Q. Why don't you bother sending cover letters along with resumes?
A. LMAO because I think my write-up of you is better, even though you're the one who actually knows the technologies and how to speak to them.

Q. Why can't you send a real job description, or at least outline the technologies (again, before demanding a 20-minute phone conversation that could easily be a 3-minute email thread)?
A. Because my staffing firm and I see dollar signs, not a person. And again, as such, your time is irrelevant to me. Also: calls make me look busy, emails do not.

I could go on, but you get the gist. The staffing industry is broken for many stupid reasons, enough that I've long considered forming my own staffing firm out of spite, and to send a message of "See? It's not hard. You're making it hard."


Pay close attention to my second hypothetical answer. DO NOT EVER give your references to a staffing agency before the interview process has reached the offer stage. I've lost two really good references as a result of this, because they were being bombarded by account managers using the "reference check" as an excuse to pitch them on their staffing agency.

Your references should reasonably expect one call (maybe two at most) for every time you're looking for a job, not one regarding every other role you've been submitted for in a single job search.

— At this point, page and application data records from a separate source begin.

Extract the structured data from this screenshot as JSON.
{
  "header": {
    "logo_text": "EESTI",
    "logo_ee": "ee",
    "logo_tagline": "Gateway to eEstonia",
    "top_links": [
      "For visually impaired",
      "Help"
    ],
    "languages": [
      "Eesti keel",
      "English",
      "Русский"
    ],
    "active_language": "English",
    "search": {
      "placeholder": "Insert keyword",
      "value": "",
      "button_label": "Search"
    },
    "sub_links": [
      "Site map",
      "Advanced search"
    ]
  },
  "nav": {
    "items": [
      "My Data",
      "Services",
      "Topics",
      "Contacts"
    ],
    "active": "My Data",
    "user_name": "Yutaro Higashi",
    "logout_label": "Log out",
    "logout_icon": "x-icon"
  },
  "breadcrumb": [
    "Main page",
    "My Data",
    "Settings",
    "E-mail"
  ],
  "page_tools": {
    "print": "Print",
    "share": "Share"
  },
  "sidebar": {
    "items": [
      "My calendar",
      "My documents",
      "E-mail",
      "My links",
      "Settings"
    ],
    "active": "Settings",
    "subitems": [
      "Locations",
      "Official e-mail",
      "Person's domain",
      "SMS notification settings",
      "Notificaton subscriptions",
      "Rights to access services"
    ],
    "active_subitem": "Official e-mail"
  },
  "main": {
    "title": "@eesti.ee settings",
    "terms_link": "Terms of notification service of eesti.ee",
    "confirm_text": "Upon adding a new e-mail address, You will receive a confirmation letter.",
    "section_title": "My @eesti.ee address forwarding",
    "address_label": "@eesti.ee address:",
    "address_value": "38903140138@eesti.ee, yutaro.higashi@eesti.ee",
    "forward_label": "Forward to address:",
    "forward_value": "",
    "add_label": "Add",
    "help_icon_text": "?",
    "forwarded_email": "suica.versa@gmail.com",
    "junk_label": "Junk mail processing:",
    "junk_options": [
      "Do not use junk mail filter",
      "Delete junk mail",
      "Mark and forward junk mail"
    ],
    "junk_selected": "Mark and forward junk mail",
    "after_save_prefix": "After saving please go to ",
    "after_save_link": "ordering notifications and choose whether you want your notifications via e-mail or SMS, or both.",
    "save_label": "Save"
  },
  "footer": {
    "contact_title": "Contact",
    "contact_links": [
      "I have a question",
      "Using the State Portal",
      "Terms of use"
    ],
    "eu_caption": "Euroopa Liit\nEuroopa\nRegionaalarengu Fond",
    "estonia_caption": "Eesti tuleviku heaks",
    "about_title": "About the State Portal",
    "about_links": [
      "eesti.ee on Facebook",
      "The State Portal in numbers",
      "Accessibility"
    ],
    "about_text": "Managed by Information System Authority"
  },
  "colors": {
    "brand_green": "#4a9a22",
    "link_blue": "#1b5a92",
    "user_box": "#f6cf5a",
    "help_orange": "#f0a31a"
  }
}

You depend on these people, so you need to shield them from overexposure and unscrupulous lead gen practices.


What does your day-to-day look like? Are you actively scouring for new recruits/roles, or do you wait for them to come to you?


Great question, didn't even think about this